Instructions to follow: Search term "режим": copy each line of the records that contains it.

Extracted material:
========================================
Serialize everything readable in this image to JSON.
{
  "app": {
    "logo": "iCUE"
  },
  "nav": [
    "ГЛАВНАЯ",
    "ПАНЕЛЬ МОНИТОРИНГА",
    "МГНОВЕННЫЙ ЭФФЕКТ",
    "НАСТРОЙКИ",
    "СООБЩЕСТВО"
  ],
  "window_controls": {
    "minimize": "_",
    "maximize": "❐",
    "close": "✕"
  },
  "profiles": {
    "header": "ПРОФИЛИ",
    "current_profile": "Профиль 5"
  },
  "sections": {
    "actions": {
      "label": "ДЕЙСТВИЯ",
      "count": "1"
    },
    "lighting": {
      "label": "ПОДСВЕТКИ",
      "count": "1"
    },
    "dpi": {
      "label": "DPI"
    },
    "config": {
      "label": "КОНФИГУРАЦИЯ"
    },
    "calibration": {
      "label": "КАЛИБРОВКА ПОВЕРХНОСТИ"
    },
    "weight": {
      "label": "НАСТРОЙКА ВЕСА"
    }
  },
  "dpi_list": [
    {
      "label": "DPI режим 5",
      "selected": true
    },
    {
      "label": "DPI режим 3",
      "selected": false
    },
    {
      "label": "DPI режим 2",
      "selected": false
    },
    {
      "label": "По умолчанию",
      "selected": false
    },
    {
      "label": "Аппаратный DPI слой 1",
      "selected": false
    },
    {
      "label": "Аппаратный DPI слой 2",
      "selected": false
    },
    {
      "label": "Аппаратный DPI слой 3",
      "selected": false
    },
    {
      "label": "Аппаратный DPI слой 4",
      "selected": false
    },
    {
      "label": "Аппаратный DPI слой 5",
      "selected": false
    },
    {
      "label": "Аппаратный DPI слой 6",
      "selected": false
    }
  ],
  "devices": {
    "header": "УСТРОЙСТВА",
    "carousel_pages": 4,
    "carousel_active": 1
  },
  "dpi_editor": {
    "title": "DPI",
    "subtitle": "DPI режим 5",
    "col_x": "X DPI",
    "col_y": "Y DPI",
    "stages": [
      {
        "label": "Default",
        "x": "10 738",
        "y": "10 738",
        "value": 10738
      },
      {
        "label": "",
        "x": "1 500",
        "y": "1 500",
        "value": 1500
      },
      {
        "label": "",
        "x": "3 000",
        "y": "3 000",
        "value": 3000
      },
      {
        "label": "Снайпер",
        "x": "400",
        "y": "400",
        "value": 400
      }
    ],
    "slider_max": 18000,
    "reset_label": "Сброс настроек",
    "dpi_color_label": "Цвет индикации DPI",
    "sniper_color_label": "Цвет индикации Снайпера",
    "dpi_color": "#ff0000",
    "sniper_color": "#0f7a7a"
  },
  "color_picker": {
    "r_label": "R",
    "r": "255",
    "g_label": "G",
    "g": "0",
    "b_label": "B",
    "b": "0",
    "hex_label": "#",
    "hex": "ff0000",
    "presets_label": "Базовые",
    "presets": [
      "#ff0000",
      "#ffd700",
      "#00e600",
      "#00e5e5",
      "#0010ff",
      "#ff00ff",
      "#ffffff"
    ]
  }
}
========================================
Reply to the task:
      "label": "DPI режим 5",
      "label": "DPI режим 3",
      "label": "DPI режим 2",
    "subtitle": "DPI режим 5",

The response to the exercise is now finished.